BIMSTEC can fill SAARC’s space
It is clear India is looking to the two-decade-old Bimstec to get around the South Asian Association for Regional Cooperation (Saarc), which has become dysfunctional because of differences between New Delhi and Islamabad, and to counter China’s creeping influence in countries around the Bay of Bengal due to the spread of its Belt and Road Initiative
India has made a strong pitch for enhanced connectivity between the seven member states of the Bay of Bengal Initiative for Multi-Sectoral Technical and Economic Cooperation (Bimstec) at the grouping’s summit in Kathmandu. Prime Minister Narendra Modi said this should include connectivity in trade, economics, transport, digital networks and people-to-people. This fits in well with two key policies of the dispensation in New Delhi — “neighbourhood first” and “Act East” — considering that Bimstec member states account for 22% of the world’s population and have a combined Gross Domestic Product of nearly $2.7 trillion. For the other members, Bimstec holds the potential of gaining access to India’s vast market, while New Delhi sees the grouping as a bridge between South Asia and Southeast Asia.
It is clear that India is looking to the two-decade-old Bimstec to get around the South Asian Association for Regional Cooperation (Saarc), which has become dysfunctional because of differences between New Delhi and Islamabad, and to counter China’s creeping influence in countries around the Bay of Bengal due to the spread of its Belt and Road Initiative. Most of the members of Bimstec have either formally signed on for President Xi Jinping’s ambitious plan to build a modern Silk Road or closely aligned their developmental plans and programmes with those of China’s, thanks to investment lavished on infrastructure projects.

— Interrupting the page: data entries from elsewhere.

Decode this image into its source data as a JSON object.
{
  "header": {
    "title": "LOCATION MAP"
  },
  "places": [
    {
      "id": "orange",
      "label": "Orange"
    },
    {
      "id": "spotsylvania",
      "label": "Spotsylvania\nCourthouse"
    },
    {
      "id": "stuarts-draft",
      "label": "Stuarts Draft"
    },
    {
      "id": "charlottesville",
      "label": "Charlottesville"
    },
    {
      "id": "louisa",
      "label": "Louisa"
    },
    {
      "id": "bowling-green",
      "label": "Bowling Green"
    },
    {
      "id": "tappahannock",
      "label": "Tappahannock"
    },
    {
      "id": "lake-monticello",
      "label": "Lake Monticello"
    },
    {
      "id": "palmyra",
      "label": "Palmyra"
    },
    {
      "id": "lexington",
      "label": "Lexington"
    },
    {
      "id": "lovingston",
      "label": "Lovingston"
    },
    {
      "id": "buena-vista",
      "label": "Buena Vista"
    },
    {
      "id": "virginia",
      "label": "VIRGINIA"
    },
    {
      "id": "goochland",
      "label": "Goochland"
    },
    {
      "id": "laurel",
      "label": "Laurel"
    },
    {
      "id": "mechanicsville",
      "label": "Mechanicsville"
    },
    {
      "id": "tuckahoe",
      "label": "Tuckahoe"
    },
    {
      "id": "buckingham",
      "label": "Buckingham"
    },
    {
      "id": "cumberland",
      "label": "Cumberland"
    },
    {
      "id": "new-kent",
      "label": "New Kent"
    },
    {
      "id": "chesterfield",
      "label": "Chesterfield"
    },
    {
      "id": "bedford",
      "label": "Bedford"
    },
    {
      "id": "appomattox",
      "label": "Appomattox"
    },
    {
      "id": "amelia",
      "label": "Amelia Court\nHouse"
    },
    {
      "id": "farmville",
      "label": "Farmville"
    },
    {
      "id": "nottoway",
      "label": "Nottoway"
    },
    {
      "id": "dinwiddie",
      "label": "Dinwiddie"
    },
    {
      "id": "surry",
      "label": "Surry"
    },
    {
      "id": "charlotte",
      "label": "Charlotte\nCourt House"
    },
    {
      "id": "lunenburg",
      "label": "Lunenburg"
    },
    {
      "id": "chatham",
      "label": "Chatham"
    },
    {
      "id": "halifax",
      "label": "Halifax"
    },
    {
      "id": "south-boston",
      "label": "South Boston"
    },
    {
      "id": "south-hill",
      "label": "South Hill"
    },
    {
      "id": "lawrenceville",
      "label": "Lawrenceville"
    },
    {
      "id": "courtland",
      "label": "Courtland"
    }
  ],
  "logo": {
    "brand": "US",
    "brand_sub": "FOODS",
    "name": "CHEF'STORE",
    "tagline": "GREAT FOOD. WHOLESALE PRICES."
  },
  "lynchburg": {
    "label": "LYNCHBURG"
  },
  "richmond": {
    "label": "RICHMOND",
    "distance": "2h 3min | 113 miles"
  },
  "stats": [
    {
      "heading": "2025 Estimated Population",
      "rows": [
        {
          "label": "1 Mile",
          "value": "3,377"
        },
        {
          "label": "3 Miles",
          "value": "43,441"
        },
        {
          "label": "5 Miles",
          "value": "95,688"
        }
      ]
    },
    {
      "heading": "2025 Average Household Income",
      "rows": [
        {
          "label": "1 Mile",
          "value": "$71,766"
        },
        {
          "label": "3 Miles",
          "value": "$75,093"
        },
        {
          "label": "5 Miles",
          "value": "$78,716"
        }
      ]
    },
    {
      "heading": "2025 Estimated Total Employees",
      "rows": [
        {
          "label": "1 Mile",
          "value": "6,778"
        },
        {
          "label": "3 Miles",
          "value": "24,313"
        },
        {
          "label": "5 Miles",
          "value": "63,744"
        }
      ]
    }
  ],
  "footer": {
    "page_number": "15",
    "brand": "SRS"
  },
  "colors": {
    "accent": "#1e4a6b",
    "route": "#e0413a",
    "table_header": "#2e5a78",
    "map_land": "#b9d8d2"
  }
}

India, as the solitary holdout, realises the need to offer its neighbours a viable alternative to the One Belt, One Road project. In this, it is better placed as the neighbours and even outside powers such as the United States and Japan are expected to have no concerns about connectivity projects mooted by India, as these will come without hidden costs.
India’s renewed push for Bimstec, which has held only four summits since it was founded in 1997, has coincided with a sharp downslide in relations with Pakistan. This is largely because policy makers in New Delhi believe it will be easier for India to work through a grouping not affected by the continuous tensions with Pakistan. But India must keep in mind that key players in Bimstec, such as Nepal, have pointed out they see the grouping and Saarc as complementary to each other.
However, the grand connectivity plans mooted by India will require sound planning and considerable funding, an area in which India cannot match the largesse shown by China. India’s ability to fashion more equitable solutions and build a framework that works without violating international norms should go some way in overcoming this handicap.
First Published: Sep 03, 2018 12:40:18